China is set to be the pioneer in AI research even as it aims to surpass the United States to become the world leader in 2030. It has a huge lead over India in terms of high-quality research publications in AI. As an example, the number of‘citable documents’ on AI in peer-reviewed journals between 2013-2017 for India was 12,135, while China had 37,918 documents.

India has started taking cue from China’s efforts to incorporate Artificial Intelligence as a subject at the school level. A similar proposal had been made by a startup platform for students from classes 8-10 in January 2019 in India.

For transition to AI to be successful, it is imperative that New Delhi and state governments work in tandem as has been the case in China, where there has been much better coordination between Beijing and the provinces. This would be important for India and its vast young population to take a plunge into the new-era job and skills market even as India counters growing concerns of underemployment and unemployment. Second, courses introduced should be useful for students and help them in gainful employment. Third, the private sector needs to step up its efforts in research and development as well as incubation and encouragement of promising AI startups.
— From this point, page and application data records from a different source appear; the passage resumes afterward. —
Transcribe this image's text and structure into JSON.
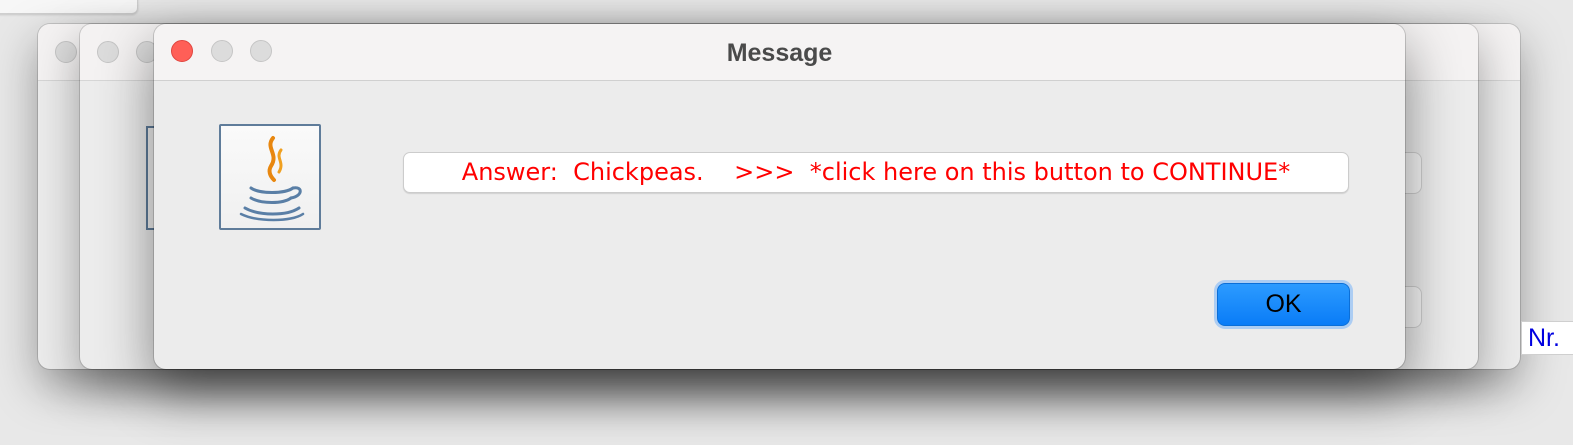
{
  "background_windows": [
    {
      "name": "back-window-1"
    },
    {
      "name": "back-window-2"
    }
  ],
  "dialog": {
    "title": "Message",
    "icon": "java-coffee-cup-icon",
    "message_button_label": "Answer:  Chickpeas.    >>>  *click here on this button to CONTINUE*",
    "ok_label": "OK",
    "colors": {
      "message_text": "#ff0000",
      "ok_button": "#0a7cf7",
      "close_button": "#ff5f57"
    }
  },
  "background_label": {
    "text": "Nr."
  }
}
Ultimately, a calibrated policy approach between various stakeholders is the way forward for India to get this right.

Tridivesh Singh Maini is a New Delhi based Strategic Analyst associated with The Jindal School of International Affairs, OP Jindal Global University. Prannv Dhawan is a student of Law and Social Sciences at the National Law School of India University, Bengaluru, India.